Data about app and page elements:
-- Opening Marker --
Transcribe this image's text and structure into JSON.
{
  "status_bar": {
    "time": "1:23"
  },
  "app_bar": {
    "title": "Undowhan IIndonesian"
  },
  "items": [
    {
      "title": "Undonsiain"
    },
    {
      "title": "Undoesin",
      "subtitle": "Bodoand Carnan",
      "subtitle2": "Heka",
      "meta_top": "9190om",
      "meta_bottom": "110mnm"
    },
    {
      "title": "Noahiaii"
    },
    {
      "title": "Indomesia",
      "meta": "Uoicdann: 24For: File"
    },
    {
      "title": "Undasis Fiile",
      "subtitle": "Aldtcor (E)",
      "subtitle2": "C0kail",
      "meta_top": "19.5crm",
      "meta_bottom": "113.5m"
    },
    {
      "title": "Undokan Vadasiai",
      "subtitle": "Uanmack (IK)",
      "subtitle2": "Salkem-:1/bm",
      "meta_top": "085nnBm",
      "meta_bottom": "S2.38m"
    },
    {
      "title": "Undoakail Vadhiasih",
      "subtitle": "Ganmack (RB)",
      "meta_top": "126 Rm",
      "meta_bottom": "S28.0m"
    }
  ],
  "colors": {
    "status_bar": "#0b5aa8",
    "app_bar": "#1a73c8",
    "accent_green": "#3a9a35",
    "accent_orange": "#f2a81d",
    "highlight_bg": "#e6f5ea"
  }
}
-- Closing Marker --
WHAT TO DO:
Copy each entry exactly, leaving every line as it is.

YOUR SOLUTION:
Transcribe this image's text and structure into JSON.
{
  "status_bar": {
    "time": "1:23"
  },
  "app_bar": {
    "title": "Undowhan IIndonesian"
  },
  "items": [
    {
      "title": "Undonsiain"
    },
    {
      "title": "Undoesin",
      "subtitle": "Bodoand Carnan",
      "subtitle2": "Heka",
      "meta_top": "9190om",
      "meta_bottom": "110mnm"
    },
    {
      "title": "Noahiaii"
    },
    {
      "title": "Indomesia",
      "meta": "Uoicdann: 24For: File"
    },
    {
      "title": "Undasis Fiile",
      "subtitle": "Aldtcor (E)",
      "subtitle2": "C0kail",
      "meta_top": "19.5crm",
      "meta_bottom": "113.5m"
    },
    {
      "title": "Undokan Vadasiai",
      "subtitle": "Uanmack (IK)",
      "subtitle2": "Salkem-:1/bm",
      "meta_top": "085nnBm",
      "meta_bottom": "S2.38m"
    },
    {
      "title": "Undoakail Vadhiasih",
      "subtitle": "Ganmack (RB)",
      "meta_top": "126 Rm",
      "meta_bottom": "S28.0m"
    }
  ],
  "colors": {
    "status_bar": "#0b5aa8",
    "app_bar": "#1a73c8",
    "accent_green": "#3a9a35",
    "accent_orange": "#f2a81d",
    "highlight_bg": "#e6f5ea"
  }
}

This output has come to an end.